By Stephanie McMullen, Assistant General Counsel
The Environmental Protection Agency’s (EPA) 2002 amendments to the Spill Prevention, Control and Countermeasure (SPCC) rules were supposed to go into effect on Nov. 11, 2011, for most of the regulated community. However, on Oct. 18, 2011, the EPA changed that date for farms to May 10, 2013. The purpose of the SPCC regulations is to have covered facilities develop written plans to prevent oil discharges from reaching the waters of the United States. Facilities covered by the regulations include farms that meet the criteria for aggregate on-farm fuel storage. Although the original regulation was published in 1974, several amendments have been made over the past decade which impacts the requirements of those subject to it. Farms that fail to comply with the regulation risk having the EPA assess significant fines.
The deadlines for implementing a Plan are as follows:
1. A farm starting operation on or before August 16, 2002, must maintain their existing SPCC Plan and amend and implement the SPCC Plan no later than May 10, 2013.
2. A farm starting operation after August 16, 2002, through May 10, 2013, must prepare and implement the SPCC Plan no later than May 10, 2013.
3. A farm starting operation after May 10, 2013, must prepare and implement an SPCC Plan before beginning operations.
A farm under the SPCC is a facility on a tract of land devoted to the production of crops or raising of animals, including fish, which normally produces and sells $1,000 or more of agricultural products per year. Farms that must have an SPCC Plan are those that store more than 1,320 gallons of oil in above-ground containers or more than 42,000 gallons of oil in completely buried containers; and the farms have a reasonable expectation of an oil discharge to a waterway or adjoining shoreline. The only containers that have to be counted are those that have a storage capacity of 55 gallons or greater. Different parcels of land, either leased or owned, with storage may be considered separate facilities and do not need to be added together in determining whether the 1,320-gallon applicability threshold is met. Oil can be of any kind or in any form. Some examples of oil on the farm are gasoline, off-road and on-road diesel fuel, hydraulic oil, lubrication oil, crop oil and vegetable oils from crops.
Farmers with a covered facility must prepare an SPCC Plan in writing and in accordance with the regulations. The EPA does not approve the Plan, but the Plan is required upon an inspection or if a spill does occur. Farmers may prepare and self-certify their own Plans if their farm has a total oil storage capacity of 10,000 gallons or less and a clean spill history. A Plan template is available at the EPA website that can be downloaded and used if the farm meets the specified criteria.
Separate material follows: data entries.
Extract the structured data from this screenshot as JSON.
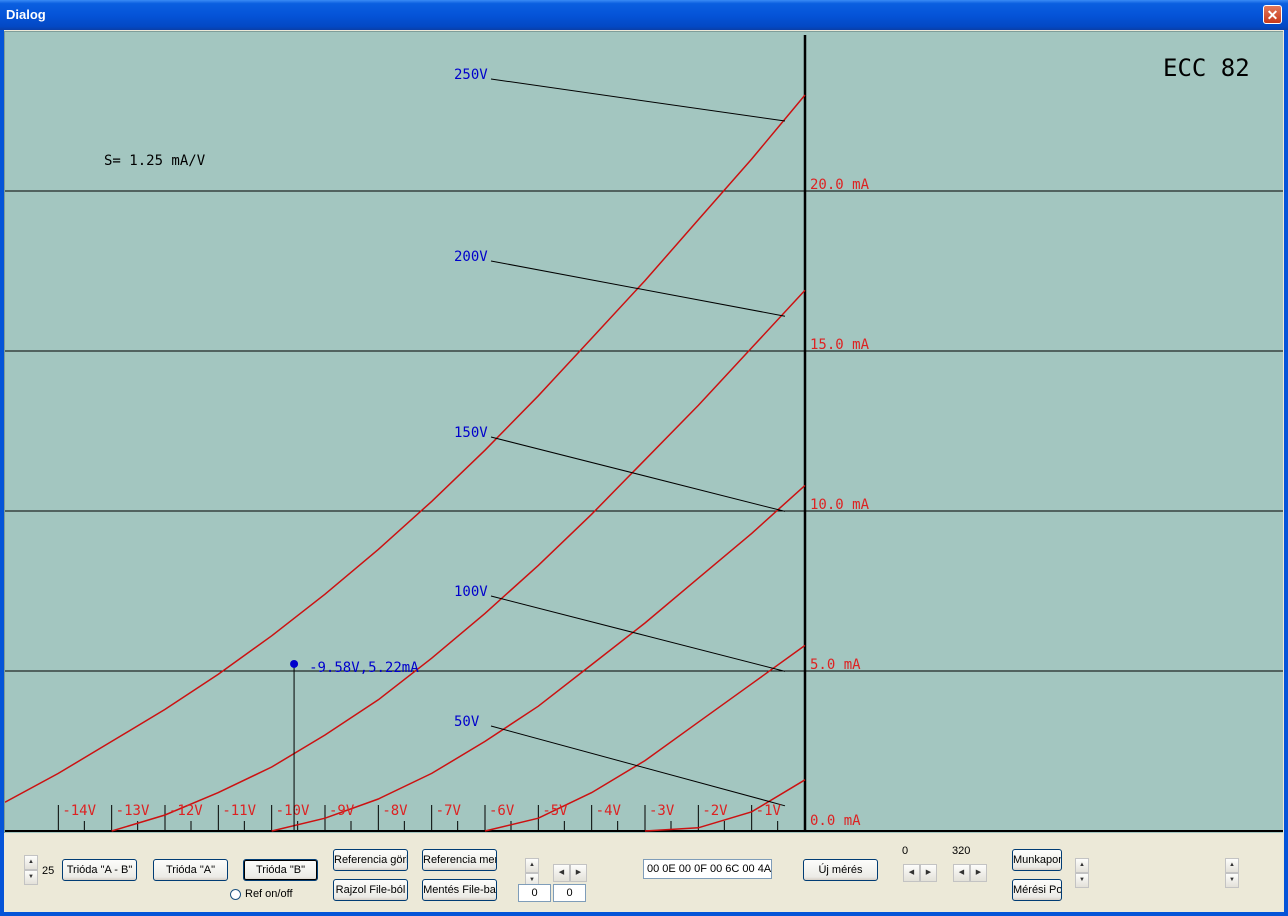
{
  "window": {
    "title": "Dialog",
    "close_glyph": "✕"
  },
  "plot": {
    "tube_label": "ECC 82",
    "transconductance": "S= 1.25 mA/V",
    "cursor_label": "-9.58V,5.22mA",
    "plate_voltage_labels": [
      "250V",
      "200V",
      "150V",
      "100V",
      "50V"
    ],
    "current_labels": [
      "20.0 mA",
      "15.0 mA",
      "10.0 mA",
      "5.0 mA",
      "0.0 mA"
    ],
    "grid_labels": [
      "-14V",
      "-13V",
      "-12V",
      "-11V",
      "-10V",
      "-9V",
      "-8V",
      "-7V",
      "-6V",
      "-5V",
      "-4V",
      "-3V",
      "-2V",
      "-1V"
    ],
    "colors": {
      "background": "#a3c6c0",
      "curve": "#cc1111",
      "plate_label": "#0000cc",
      "current_label": "#dd2222"
    }
  },
  "chart_data": {
    "type": "line",
    "xlabel": "",
    "ylabel": "",
    "xlim": [
      -15,
      0
    ],
    "ylim": [
      0,
      20
    ],
    "x_ticks": [
      "-14V",
      "-13V",
      "-12V",
      "-11V",
      "-10V",
      "-9V",
      "-8V",
      "-7V",
      "-6V",
      "-5V",
      "-4V",
      "-3V",
      "-2V",
      "-1V"
    ],
    "y_ticks": [
      "0.0 mA",
      "5.0 mA",
      "10.0 mA",
      "15.0 mA",
      "20.0 mA"
    ],
    "series": [
      {
        "name": "250V",
        "x": [
          -15,
          -14,
          -13,
          -12,
          -11,
          -10,
          -9,
          -8,
          -7,
          -6,
          -5,
          -4,
          -3,
          -2,
          -1,
          0
        ],
        "values": [
          0.9,
          1.8,
          2.8,
          3.8,
          4.9,
          6.1,
          7.4,
          8.8,
          10.3,
          11.9,
          13.6,
          15.4,
          17.2,
          19.1,
          21.0,
          23.0
        ]
      },
      {
        "name": "200V",
        "x": [
          -13,
          -12,
          -11,
          -10,
          -9,
          -8,
          -7,
          -6,
          -5,
          -4,
          -3,
          -2,
          -1,
          0
        ],
        "values": [
          0.0,
          0.5,
          1.2,
          2.0,
          3.0,
          4.1,
          5.4,
          6.8,
          8.3,
          9.9,
          11.6,
          13.3,
          15.1,
          16.9
        ]
      },
      {
        "name": "150V",
        "x": [
          -10,
          -9,
          -8,
          -7,
          -6,
          -5,
          -4,
          -3,
          -2,
          -1,
          0
        ],
        "values": [
          0.0,
          0.4,
          1.0,
          1.8,
          2.8,
          3.9,
          5.2,
          6.5,
          7.9,
          9.3,
          10.8
        ]
      },
      {
        "name": "100V",
        "x": [
          -6,
          -5,
          -4,
          -3,
          -2,
          -1,
          0
        ],
        "values": [
          0.0,
          0.4,
          1.2,
          2.2,
          3.4,
          4.6,
          5.8
        ]
      },
      {
        "name": "50V",
        "x": [
          -3,
          -2,
          -1,
          0
        ],
        "values": [
          0.0,
          0.1,
          0.6,
          1.6
        ]
      }
    ],
    "marker": {
      "x": -9.58,
      "y": 5.22,
      "label": "-9.58V,5.22mA"
    },
    "grid": true,
    "legend": "inline"
  },
  "controls": {
    "spin_value_left": "25",
    "btn_trioda_ab": "Trióda \"A - B\"",
    "btn_trioda_a": "Trióda  \"A\"",
    "btn_trioda_b": "Trióda  \"B\"",
    "radio_ref": "Ref on/off",
    "btn_referencia_gorbe": "Referencia görbe",
    "btn_referencia_mentes": "Referencia mentés",
    "btn_rajzol": "Rajzol File-ból",
    "btn_mentes_file": "Mentés File-ba",
    "field_a": "0",
    "field_b": "0",
    "hex_field": "00 0E 00 0F 00 6C 00 4A",
    "btn_uj_meres": "Új mérés",
    "range_min": "0",
    "range_max": "320",
    "btn_munkapont": "Munkapont",
    "btn_meresi_pont": "Mérési Pont"
  }
}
However, for farms with a total above-ground oil storage capacity of over 10,000 gallons or have had a bad spill history, Plans are required to be certified by a professional engineer.
Plans must meet certain EPA requirements to be valid. A written Plan needs to describe the following: the oil handling operations to prevent spills; the discharge or drainage control measures (such as secondary containment); and the countermeasures to contain, clean up and mitigate spills. The Plan also needs to list the emergency contacts and first responders. The Plan must be maintained at the farm if the farm is manned four hours or more per day, or if not, then at the nearest field office. Farmers are required to conduct and document a five-year review of the Plan and provide details about amendments.
Farmers must provide appropriate secondary containment or equipment to prevent discharges. A few examples are dikes and berms, sumps and collection systems or retention ponds. The containment must be sized to hold the full capacity of the container plus rainfall. Amendments made by the EPA to the regulations clarify that portable containers used at farms to store and transport fuel to farm equipment, such as nurse tanks, are excluded from the sized secondary containment requirement, but general secondary containment, such as using sorbent materials or drip pans, still applies.
The EPA has exempted the following from the SPCC Plan requirement:
1. Pesticide application equipment;
2. Heating oil containers at single-family residences;
3. Motive power containers (such as tractors); and
4. Milk or milk product containers.
Last year, a farm in Oregon was fined for a diesel fuel spill that the EPA found could have been prevented if the farm had a plan in place.
If your farm meets the criteria for aggregate on-farm fuel storage, you will need to have a plan in place by May 10, 2013. For more detailed information and assistance and the SPCC Plan template, please go to the EPA’s website at http://www.epa.gov/oem/content/spcc/index.htm.